Tag: erosion control

The Benefits of Erosion Control

Erosion Control Company performs a process used in both natural and urban environments. These systems use physical barriers to absorb the energy generated by erosion, such as vegetation, rocks, and buildings. They are often used in conjunction with sediment control techniques. Listed below are some of the most common erosion control practices. They are not suitable for every application, but they are a good way to minimize the risk of soil displacement. These techniques are cost-effective and effective.

erosion control

Buffer strips are narrow areas of land with permanent vegetation that trap sediment and slow runoff. They also help stabilize stream banks and reduce the risk of landslides.
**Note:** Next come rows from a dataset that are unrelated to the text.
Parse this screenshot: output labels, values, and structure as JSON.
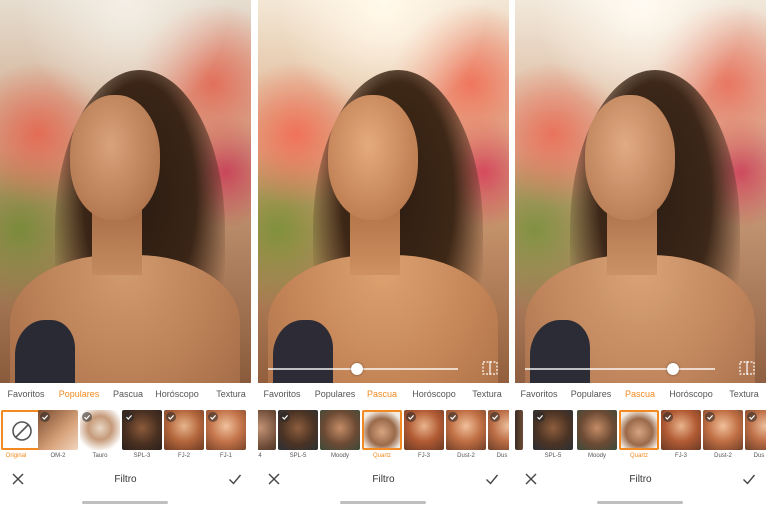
{
  "accent_color": "#f28a21",
  "screens": [
    {
      "show_slider": false,
      "slider_value": 0,
      "tabs": [
        {
          "label": "Favoritos",
          "active": false
        },
        {
          "label": "Populares",
          "active": true
        },
        {
          "label": "Pascua",
          "active": false
        },
        {
          "label": "Horóscopo",
          "active": false
        },
        {
          "label": "Textura",
          "active": false
        }
      ],
      "filters": [
        {
          "label": "Original",
          "icon": "none-icon",
          "selected": true,
          "check": false
        },
        {
          "label": "OM-2",
          "selected": false,
          "check": true
        },
        {
          "label": "Tauro",
          "selected": false,
          "check": true
        },
        {
          "label": "SPL-3",
          "selected": false,
          "check": true
        },
        {
          "label": "FJ-2",
          "selected": false,
          "check": true
        },
        {
          "label": "FJ-1",
          "selected": false,
          "check": true
        }
      ],
      "title": "Filtro"
    },
    {
      "show_slider": true,
      "slider_value": 0.47,
      "tabs": [
        {
          "label": "Favoritos",
          "active": false
        },
        {
          "label": "Populares",
          "active": false
        },
        {
          "label": "Pascua",
          "active": true
        },
        {
          "label": "Horóscopo",
          "active": false
        },
        {
          "label": "Textura",
          "active": false
        }
      ],
      "filters": [
        {
          "label": "4",
          "selected": false,
          "check": false
        },
        {
          "label": "SPL-5",
          "selected": false,
          "check": true
        },
        {
          "label": "Moody",
          "selected": false,
          "check": false
        },
        {
          "label": "Quartz",
          "selected": true,
          "check": false
        },
        {
          "label": "FJ-3",
          "selected": false,
          "check": true
        },
        {
          "label": "Dust-2",
          "selected": false,
          "check": true
        },
        {
          "label": "Dus",
          "selected": false,
          "check": true
        }
      ],
      "title": "Filtro"
    },
    {
      "show_slider": true,
      "slider_value": 0.78,
      "tabs": [
        {
          "label": "Favoritos",
          "active": false
        },
        {
          "label": "Populares",
          "active": false
        },
        {
          "label": "Pascua",
          "active": true
        },
        {
          "label": "Horóscopo",
          "active": false
        },
        {
          "label": "Textura",
          "active": false
        }
      ],
      "filters": [
        {
          "label": "SPL-5",
          "selected": false,
          "check": true
        },
        {
          "label": "Moody",
          "selected": false,
          "check": false
        },
        {
          "label": "Quartz",
          "selected": true,
          "check": false
        },
        {
          "label": "FJ-3",
          "selected": false,
          "check": true
        },
        {
          "label": "Dust-2",
          "selected": false,
          "check": true
        },
        {
          "label": "Dus",
          "selected": false,
          "check": true
        }
      ],
      "title": "Filtro"
    }
  ]
}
Sand fences force soil to accumulate, which is helpful in deserts and other areas that are prone to erosion. Sand fences are generally made of perforated plastic sheets with stakes. When installed correctly, they can prevent soil erosion and preserve natural vegetation. However, temporary erosion and sediment control methods should be removed as soon as vegetation grows into the soil.

A major benefit of erosion control is the reduction of invasive plant species. Weeds and other plants that are harmful to the environment may also grow in areas with erosion problems. Using a controlled weed-control technique can minimize the risk of invasive species. Using an erosion control method can also help prevent the spread of invasive plant species, which are currently the fourth greatest threat to our nation’s forests. Soil erosion is a natural process that can be exacerbated by construction or earth-disturbing projects.

The use of erosion control materials should be used in a variety of settings. These materials can be applied to a variety of surfaces, including roadways, wetlands, and farmland. When installing erosion control devices, be sure to consider the potential environmental, economic, and social benefits of each measure. These products are available in several different types. It is important to consult with a civil engineer and the manufacturers of erosion control materials before choosing a product.

A common and effective erosion control technique is planting trees on erosion control structures. Trees help block corrosive wind and water. They help the soil adhere to the roots of plants, reducing the risk of overland flooding. In addition to erosion control, trees also serve dual purposes, stabilizing the land and producing fuel, fodder, and small timber. Locally available tree species are generally selected to prevent soil erosion. Farmers will also consider the economic benefits of planting these trees.

Another option for erosion control is using an erosion control blanket. These blankets are made from layers of woven or bound fibers that prevent soil shift. They prevent soil shift and avoid project setbacks. These blankets are extremely versatile and useful, making them a necessary element in many types of projects and industries. The advantages of these blankets include their durability, flexibility, and cost-effectiveness. In addition to being effective, erosion control blankets also reduce the risk of mudslides.

High-clay soils, on the other hand, produce sediment that is composed of fine primary clay particles and large, readily deposited aggregates. These soils erode due to their high proportion of fine primary particles and large aggregates. They also erode due to large amounts of sand. Hence, erosion control measures are vital for maintaining the integrity of soils. The soil type affects the risk of erosion and are often chosen according to the specific soil properties.

Soil erosion is a natural problem but is also a result of climate changes. By changing the characteristics of a piece of land, such as uprooting trees and other vegetation, the risk of erosion increases. Erosion control blankets provide an economical solution for soil shifting, while promoting new plant growth. Efficient erosion control blankets prevent soil shifting and contribute to the health of local vegetation. The best way to manage the risks of soil erosion is to plant as much vegetation as possible.

Gradient terraces also provide erosion control by allowing deposition into the terrace channel. Deposition occurs when the sediment load reaching the channel exceeds its transport capacity. The transport capacity increases proportionally with the grade and the flow rate of the channel. Hence, it must be greater than the incoming sediment load. There are two kinds of erosion control blankets available on the market. Depending on the application, you may find one that best suits your needs.